[EXERCISE DETAILS] In the material below, how many lines include the word "time"? Write only the number.

** MATERIAL FOR THIS EXERCISE follows **

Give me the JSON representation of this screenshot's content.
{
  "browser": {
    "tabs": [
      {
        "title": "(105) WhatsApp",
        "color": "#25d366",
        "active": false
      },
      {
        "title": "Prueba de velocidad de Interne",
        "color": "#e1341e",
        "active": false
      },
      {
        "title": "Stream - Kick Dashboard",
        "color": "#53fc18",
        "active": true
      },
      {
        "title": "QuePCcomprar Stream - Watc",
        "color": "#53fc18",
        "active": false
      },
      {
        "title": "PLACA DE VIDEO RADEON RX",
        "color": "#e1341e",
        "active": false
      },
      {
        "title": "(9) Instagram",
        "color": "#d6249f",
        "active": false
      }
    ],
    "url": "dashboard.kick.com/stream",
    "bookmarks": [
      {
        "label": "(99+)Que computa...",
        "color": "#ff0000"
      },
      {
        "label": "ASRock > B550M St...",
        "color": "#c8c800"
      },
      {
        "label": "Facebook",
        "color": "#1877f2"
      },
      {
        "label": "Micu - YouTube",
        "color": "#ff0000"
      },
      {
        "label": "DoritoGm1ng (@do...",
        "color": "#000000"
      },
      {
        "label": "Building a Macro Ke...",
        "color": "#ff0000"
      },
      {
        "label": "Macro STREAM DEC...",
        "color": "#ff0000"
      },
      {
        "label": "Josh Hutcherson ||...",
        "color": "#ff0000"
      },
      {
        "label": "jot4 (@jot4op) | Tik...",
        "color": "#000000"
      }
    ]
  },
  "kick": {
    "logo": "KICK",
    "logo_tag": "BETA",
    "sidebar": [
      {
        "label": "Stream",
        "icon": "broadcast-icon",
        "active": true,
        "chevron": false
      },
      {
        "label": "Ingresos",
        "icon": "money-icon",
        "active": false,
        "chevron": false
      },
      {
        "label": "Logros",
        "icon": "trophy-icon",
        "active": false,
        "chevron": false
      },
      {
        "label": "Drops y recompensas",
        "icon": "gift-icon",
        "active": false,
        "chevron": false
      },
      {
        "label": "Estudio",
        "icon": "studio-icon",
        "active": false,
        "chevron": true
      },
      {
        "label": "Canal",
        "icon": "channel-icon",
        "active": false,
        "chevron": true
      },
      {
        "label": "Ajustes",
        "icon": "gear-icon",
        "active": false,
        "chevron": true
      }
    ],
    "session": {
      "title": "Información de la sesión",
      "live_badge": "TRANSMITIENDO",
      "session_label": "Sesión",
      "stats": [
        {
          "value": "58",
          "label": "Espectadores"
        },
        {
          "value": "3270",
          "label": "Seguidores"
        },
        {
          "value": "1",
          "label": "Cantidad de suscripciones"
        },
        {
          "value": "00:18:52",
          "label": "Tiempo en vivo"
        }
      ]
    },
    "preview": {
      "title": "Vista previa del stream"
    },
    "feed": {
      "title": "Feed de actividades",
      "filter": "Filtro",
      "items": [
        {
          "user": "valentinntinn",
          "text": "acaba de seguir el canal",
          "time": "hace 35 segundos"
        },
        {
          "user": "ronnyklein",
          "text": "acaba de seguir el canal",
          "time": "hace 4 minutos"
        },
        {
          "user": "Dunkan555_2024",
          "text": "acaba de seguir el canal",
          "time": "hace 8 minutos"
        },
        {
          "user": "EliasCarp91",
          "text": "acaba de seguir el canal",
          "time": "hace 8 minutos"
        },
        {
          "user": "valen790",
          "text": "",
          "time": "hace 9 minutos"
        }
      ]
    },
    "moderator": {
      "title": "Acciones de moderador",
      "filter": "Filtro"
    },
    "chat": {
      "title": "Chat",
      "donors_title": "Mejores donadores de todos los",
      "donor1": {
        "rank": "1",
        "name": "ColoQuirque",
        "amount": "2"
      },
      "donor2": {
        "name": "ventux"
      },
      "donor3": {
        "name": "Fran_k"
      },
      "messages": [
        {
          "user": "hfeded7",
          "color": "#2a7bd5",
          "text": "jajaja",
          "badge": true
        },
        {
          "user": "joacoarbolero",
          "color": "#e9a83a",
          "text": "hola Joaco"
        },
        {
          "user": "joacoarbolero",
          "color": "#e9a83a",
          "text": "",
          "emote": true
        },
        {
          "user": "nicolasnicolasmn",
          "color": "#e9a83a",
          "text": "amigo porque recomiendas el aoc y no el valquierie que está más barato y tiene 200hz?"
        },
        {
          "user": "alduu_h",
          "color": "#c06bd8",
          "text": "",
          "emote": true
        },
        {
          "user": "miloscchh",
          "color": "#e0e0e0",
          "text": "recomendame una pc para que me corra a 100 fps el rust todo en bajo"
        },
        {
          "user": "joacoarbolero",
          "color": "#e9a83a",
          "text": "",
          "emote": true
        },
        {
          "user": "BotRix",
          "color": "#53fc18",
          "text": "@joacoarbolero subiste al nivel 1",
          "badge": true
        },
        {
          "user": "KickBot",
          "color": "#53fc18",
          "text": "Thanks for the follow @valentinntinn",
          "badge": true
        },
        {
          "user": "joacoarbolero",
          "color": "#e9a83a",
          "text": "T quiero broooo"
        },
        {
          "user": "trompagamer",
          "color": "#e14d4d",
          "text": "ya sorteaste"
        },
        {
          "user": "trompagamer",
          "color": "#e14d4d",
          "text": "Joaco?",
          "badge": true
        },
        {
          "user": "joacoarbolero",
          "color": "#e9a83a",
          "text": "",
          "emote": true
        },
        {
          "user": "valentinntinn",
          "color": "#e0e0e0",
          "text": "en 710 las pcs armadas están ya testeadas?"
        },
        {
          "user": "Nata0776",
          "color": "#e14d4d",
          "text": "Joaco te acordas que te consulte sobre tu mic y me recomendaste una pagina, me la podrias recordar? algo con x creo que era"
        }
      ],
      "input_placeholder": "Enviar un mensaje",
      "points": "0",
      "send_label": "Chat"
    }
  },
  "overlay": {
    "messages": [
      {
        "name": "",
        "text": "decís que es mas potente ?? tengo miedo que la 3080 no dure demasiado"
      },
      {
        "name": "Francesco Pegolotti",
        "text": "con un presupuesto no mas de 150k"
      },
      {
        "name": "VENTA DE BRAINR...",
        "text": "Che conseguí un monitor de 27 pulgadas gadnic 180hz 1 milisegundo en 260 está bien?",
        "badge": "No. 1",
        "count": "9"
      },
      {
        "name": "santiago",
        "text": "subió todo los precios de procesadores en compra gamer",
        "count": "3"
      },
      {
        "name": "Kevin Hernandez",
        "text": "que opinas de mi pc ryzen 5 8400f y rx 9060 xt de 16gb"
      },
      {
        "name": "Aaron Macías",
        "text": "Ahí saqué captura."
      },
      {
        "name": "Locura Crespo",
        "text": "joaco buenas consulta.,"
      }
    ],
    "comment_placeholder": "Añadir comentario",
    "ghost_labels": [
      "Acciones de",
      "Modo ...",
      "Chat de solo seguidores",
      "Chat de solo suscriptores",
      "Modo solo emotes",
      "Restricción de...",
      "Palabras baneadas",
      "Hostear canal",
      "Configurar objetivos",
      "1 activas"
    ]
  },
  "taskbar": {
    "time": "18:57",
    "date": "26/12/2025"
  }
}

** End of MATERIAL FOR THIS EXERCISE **

[RESULT OF THE TASK] 6